| Available records |
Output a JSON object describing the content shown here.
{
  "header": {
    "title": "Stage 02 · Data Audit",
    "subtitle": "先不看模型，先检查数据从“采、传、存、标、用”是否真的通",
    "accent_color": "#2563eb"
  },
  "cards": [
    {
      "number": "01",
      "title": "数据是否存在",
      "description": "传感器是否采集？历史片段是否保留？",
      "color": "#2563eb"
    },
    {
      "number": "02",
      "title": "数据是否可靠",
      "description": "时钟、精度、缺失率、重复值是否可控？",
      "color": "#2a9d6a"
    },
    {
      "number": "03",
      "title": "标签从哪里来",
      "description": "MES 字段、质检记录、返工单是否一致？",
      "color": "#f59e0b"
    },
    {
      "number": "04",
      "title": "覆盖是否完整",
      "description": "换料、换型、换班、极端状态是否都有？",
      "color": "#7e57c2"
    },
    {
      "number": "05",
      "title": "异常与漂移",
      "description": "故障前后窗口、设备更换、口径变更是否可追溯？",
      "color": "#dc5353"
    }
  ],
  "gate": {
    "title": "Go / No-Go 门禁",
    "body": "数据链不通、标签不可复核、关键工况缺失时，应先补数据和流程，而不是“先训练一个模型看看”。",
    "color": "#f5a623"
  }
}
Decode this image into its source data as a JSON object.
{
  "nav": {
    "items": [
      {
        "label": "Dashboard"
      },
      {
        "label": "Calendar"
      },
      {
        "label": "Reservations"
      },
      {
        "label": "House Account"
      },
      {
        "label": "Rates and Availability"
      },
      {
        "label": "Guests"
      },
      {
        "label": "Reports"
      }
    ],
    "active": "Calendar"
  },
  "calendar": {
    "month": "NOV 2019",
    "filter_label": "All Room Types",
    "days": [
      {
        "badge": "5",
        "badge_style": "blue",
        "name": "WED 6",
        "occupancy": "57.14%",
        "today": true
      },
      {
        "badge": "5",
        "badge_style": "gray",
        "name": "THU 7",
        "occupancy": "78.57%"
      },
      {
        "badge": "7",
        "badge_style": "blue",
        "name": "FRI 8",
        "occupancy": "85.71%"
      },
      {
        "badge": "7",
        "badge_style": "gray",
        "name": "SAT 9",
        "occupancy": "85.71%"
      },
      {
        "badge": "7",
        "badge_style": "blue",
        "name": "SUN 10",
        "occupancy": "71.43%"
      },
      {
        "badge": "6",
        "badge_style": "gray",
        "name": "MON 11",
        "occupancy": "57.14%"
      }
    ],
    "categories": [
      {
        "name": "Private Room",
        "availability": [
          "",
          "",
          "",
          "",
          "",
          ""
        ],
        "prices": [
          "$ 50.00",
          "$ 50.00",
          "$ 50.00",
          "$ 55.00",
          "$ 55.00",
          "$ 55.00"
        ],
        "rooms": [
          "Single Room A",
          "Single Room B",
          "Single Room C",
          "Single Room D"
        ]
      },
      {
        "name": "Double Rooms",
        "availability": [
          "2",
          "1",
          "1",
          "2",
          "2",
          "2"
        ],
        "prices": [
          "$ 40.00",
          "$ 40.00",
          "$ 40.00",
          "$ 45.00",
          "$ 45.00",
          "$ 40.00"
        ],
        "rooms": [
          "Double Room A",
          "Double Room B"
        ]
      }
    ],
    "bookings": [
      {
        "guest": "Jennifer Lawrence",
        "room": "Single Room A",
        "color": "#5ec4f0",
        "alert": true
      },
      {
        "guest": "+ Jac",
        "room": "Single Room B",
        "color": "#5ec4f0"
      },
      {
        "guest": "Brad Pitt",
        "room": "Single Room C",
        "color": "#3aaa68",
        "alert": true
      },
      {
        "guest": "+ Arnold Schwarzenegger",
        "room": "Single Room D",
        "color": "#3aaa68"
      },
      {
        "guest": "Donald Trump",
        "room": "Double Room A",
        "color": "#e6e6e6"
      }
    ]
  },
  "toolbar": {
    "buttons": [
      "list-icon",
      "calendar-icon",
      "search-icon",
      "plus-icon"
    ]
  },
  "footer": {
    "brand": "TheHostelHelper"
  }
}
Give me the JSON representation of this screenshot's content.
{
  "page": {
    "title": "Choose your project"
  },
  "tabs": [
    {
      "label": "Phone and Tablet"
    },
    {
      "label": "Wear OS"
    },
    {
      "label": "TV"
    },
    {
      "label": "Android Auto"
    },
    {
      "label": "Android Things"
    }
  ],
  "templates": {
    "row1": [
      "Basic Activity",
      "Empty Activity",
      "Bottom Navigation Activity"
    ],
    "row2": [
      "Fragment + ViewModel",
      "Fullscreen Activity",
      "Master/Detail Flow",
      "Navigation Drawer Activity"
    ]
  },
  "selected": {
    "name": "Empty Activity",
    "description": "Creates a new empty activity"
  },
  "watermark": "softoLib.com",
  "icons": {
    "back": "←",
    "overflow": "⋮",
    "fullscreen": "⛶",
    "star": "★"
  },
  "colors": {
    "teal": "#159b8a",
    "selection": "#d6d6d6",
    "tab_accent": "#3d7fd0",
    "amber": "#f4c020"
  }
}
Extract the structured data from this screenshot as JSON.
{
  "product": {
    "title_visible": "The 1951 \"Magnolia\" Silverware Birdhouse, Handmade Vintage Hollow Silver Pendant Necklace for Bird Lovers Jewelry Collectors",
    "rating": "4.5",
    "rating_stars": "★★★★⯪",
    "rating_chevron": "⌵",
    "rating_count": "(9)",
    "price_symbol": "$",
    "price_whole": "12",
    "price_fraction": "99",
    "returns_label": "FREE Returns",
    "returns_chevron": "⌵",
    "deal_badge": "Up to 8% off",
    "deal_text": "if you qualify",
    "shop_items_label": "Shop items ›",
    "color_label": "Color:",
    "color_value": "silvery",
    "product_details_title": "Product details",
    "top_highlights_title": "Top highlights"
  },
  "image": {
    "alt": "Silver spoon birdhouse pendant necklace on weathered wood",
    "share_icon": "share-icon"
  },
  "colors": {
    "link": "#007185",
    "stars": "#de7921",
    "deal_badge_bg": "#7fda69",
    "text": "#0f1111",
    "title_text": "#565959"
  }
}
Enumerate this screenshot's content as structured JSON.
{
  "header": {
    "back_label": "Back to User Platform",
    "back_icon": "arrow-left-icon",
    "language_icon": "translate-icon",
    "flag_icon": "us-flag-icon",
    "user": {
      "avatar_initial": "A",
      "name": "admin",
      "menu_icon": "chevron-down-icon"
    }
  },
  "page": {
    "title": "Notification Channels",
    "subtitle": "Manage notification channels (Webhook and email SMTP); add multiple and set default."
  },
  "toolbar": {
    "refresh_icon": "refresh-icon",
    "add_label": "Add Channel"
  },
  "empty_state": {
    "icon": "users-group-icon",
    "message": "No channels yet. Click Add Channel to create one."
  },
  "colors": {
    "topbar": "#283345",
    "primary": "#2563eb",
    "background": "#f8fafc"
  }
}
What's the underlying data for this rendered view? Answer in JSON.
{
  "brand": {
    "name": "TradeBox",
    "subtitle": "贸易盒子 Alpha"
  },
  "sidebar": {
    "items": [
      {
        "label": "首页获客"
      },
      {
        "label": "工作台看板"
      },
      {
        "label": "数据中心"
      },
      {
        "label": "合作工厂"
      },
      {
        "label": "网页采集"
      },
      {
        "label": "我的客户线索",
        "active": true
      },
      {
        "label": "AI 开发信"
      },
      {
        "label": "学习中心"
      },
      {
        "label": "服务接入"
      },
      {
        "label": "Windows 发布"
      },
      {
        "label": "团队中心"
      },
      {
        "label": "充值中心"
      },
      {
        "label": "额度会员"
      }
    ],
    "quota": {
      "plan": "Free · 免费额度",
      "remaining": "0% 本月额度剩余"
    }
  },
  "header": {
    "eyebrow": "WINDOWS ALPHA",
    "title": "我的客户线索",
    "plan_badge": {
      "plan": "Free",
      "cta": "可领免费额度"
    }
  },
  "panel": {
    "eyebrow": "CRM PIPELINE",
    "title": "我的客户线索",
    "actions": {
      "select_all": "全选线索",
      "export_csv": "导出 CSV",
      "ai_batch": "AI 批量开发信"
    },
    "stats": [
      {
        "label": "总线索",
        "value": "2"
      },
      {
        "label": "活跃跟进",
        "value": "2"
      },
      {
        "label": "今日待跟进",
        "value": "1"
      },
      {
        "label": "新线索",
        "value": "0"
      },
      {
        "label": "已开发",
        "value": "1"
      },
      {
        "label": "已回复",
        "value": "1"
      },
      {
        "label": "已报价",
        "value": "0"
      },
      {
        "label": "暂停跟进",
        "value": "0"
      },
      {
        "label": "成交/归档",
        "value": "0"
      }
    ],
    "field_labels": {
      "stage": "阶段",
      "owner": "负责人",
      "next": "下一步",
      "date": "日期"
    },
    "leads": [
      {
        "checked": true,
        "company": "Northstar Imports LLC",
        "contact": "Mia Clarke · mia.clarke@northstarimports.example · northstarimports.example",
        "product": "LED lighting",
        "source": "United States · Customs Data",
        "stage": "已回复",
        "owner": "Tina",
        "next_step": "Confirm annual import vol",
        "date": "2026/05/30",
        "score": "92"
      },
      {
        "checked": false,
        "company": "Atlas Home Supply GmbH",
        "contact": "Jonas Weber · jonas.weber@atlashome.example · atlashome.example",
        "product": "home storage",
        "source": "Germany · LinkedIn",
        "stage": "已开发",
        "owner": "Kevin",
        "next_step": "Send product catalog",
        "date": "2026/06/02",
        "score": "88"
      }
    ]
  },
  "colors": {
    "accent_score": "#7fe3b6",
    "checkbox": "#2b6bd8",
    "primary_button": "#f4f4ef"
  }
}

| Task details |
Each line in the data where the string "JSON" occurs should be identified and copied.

| Reply to the exercise |
Output a JSON object describing the content shown here.
Decode this image into its source data as a JSON object.
Give me the JSON representation of this screenshot's content.
Extract the structured data from this screenshot as JSON.
Enumerate this screenshot's content as structured JSON.
What's the underlying data for this rendered view? Answer in JSON.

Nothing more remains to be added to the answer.